Tenants are aware of how competitive the rental market is and will be eager to get in touch and secure a new home as quickly as possible, therefore if the self-managed landlord is unprofessional or disorganised with arranging their viewings, they will lose out as the tenants will move on.
Tenant referencing is a vital step to try and prevent bad tenants from moving into the self-managed landlord’s property and with many companies offering this service online with the added benefit of passing on the fees to the tenant applying, there is no reason not to employ this step in the property management process.
Getting tenants checked will help sift out the bad apples from the bunch, leaving the self-managed landlord safe in the knowledge that the rent will be paid and the property will be looked after.
Landlords can choose who pays for tenant referencing when using our service below:
Other tasks to be aware of
Repairs and Maintenance
Many self-managed landlords get into difficulties when it comes to carrying out repairs and regular maintenance works because they don’t understand their tenant’s rights in terms of what repairs need to be urgently carried out. For instance, if there is no hot water, the heating isn’t working during winter or the toilets are in operational, these all need to be urgently addressed sooner rather than later.
Rental Appraisal and Increases
It will fall to the self-managed landlord to decide when and by how much the rent should increase and communicate this to their tenants. To do this, the landlords will need to keep an eye on the local property market to get a feel for what the going rate is in their area. Once the correct figure has been determined, the rent increase will need to be communicated to the tenants in accordance with the tenancy agreement.
Property is an asset and like any investment, it will need looking after, so self-managed landlords will need to take the time to inspect the property for repairs that need to be made. Checking the property every six months is a good length of time and make sure that the tenants have been notified before the inspection is carried out. Whilst doing the inspection, its vital to keep records and take photographs so that there is documented evidence in case there are any disputes about deposit deductions when the tenants move out.

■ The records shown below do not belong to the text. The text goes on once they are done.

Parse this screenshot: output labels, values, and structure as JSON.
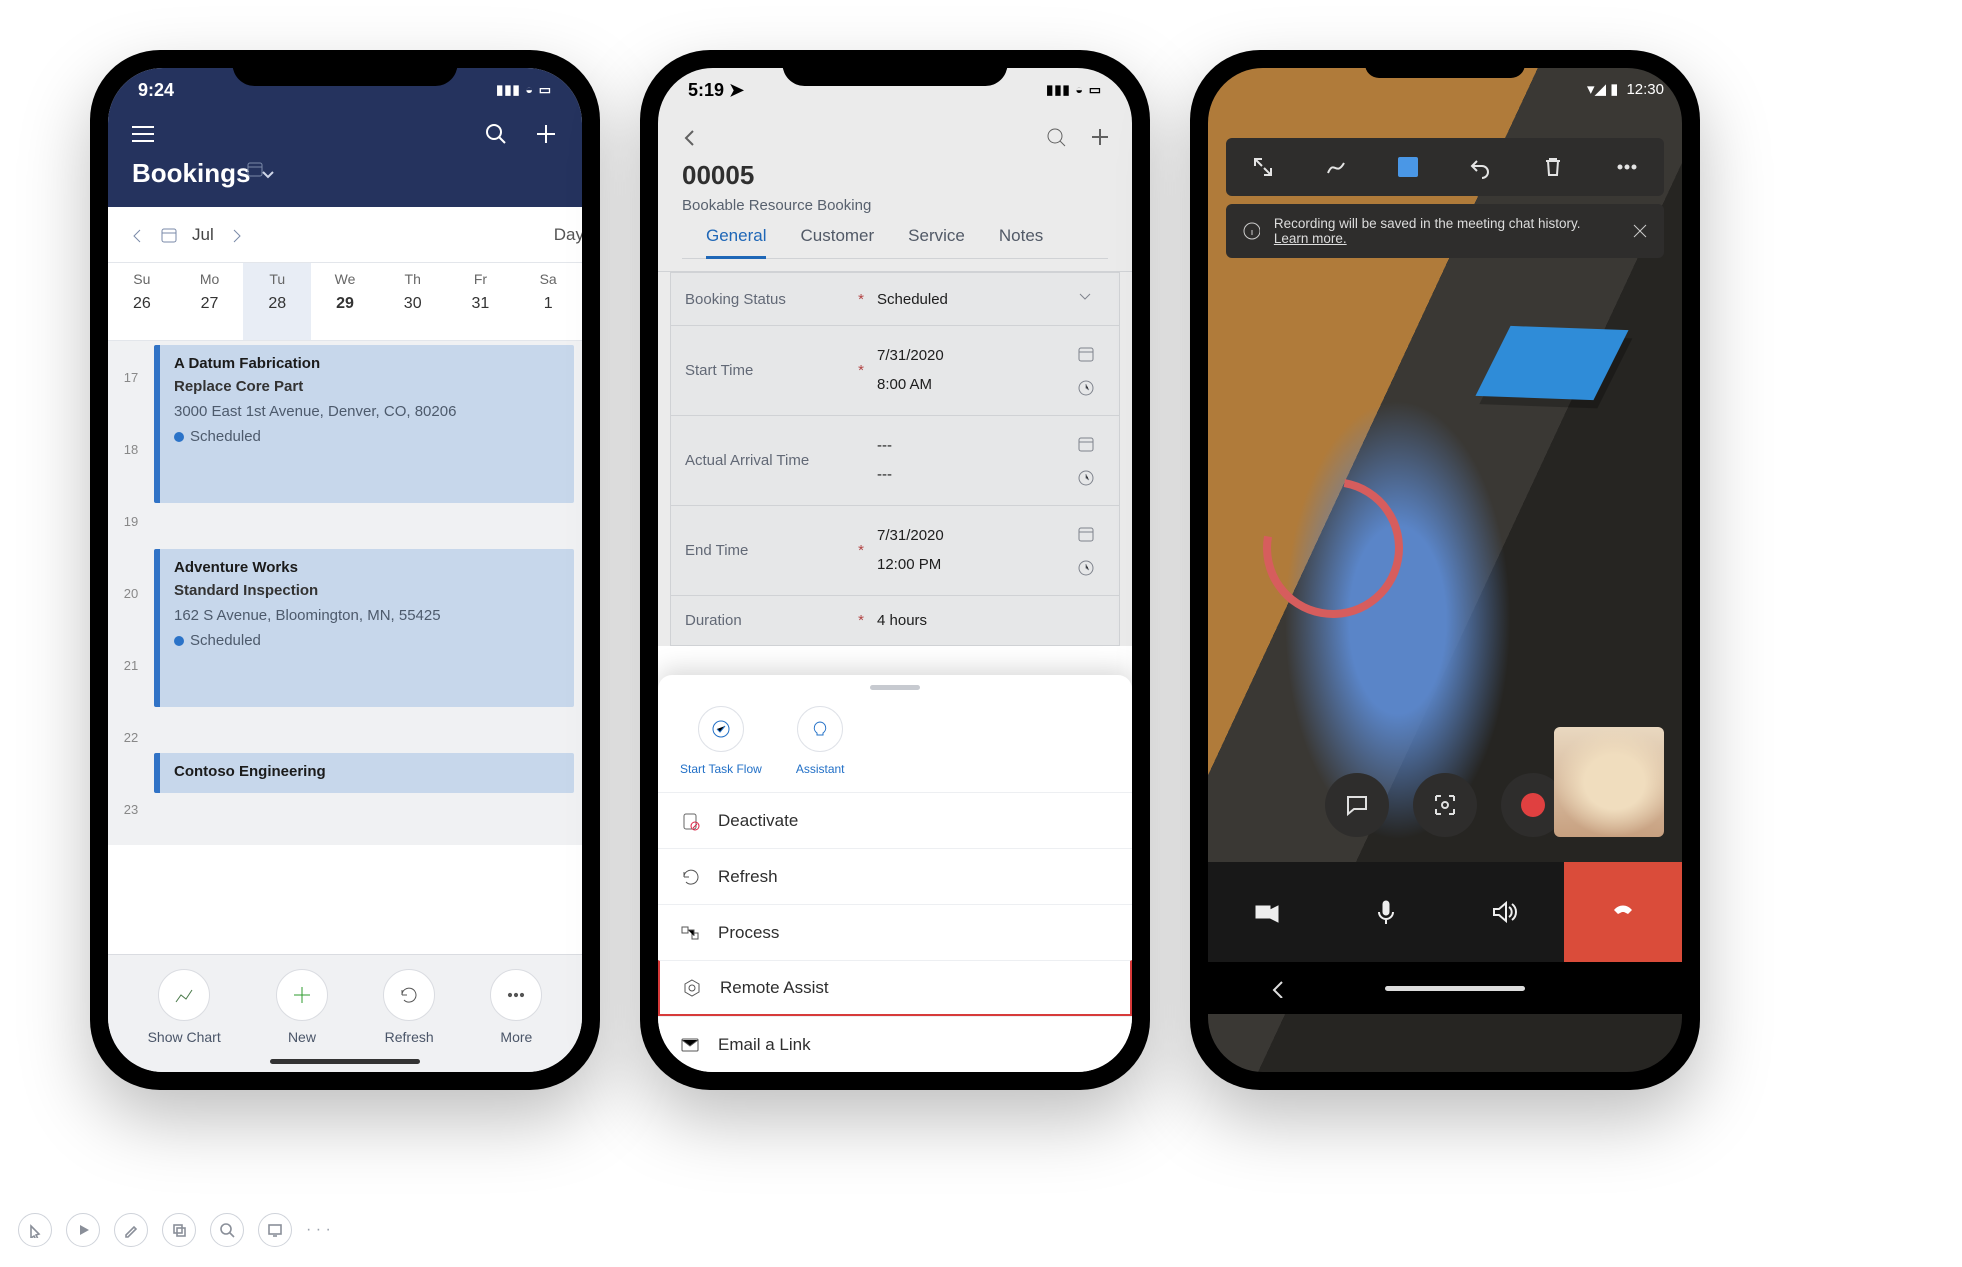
{
  "phone1": {
    "status_time": "9:24",
    "header_title": "Bookings",
    "subbar": {
      "month": "Jul",
      "view": "Day"
    },
    "week": {
      "labels": [
        "Su",
        "Mo",
        "Tu",
        "We",
        "Th",
        "Fr",
        "Sa"
      ],
      "nums": [
        "26",
        "27",
        "28",
        "29",
        "30",
        "31",
        "1"
      ],
      "selected_index": 2,
      "bold_index": 3
    },
    "hours": [
      "17",
      "18",
      "19",
      "20",
      "21",
      "22",
      "23"
    ],
    "events": [
      {
        "title": "A Datum Fabrication",
        "sub": "Replace Core Part",
        "addr": "3000 East 1st Avenue, Denver, CO, 80206",
        "status": "Scheduled"
      },
      {
        "title": "Adventure Works",
        "sub": "Standard Inspection",
        "addr": "162 S Avenue, Bloomington, MN, 55425",
        "status": "Scheduled"
      },
      {
        "title": "Contoso Engineering",
        "sub": "",
        "addr": "",
        "status": ""
      }
    ],
    "bottom": {
      "show_chart": "Show Chart",
      "new": "New",
      "refresh": "Refresh",
      "more": "More"
    }
  },
  "phone2": {
    "status_time": "5:19",
    "record_id": "00005",
    "entity": "Bookable Resource Booking",
    "tabs": [
      "General",
      "Customer",
      "Service",
      "Notes"
    ],
    "active_tab": 0,
    "form": {
      "booking_status_label": "Booking Status",
      "booking_status_value": "Scheduled",
      "start_label": "Start Time",
      "start_date": "7/31/2020",
      "start_time": "8:00 AM",
      "arrival_label": "Actual Arrival Time",
      "arrival_v1": "---",
      "arrival_v2": "---",
      "end_label": "End Time",
      "end_date": "7/31/2020",
      "end_time": "12:00 PM",
      "duration_label": "Duration",
      "duration_value": "4 hours"
    },
    "sheet": {
      "start_task": "Start Task Flow",
      "assistant": "Assistant",
      "items": [
        "Deactivate",
        "Refresh",
        "Process",
        "Remote Assist",
        "Email a Link"
      ],
      "highlighted_index": 3
    }
  },
  "phone3": {
    "status_time": "12:30",
    "banner_text": "Recording will be saved in the meeting chat history.",
    "banner_link": "Learn more."
  }
}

Although this guide might sound daunting now, many self- managed landlords have had successful experiences when going it alone and they have also saved a lot of money that would have otherwise lined the letting agent’s pockets. When making the decision it really boils down to whether or not you feel that you have the time available to looking for your tenants and maintaining the property.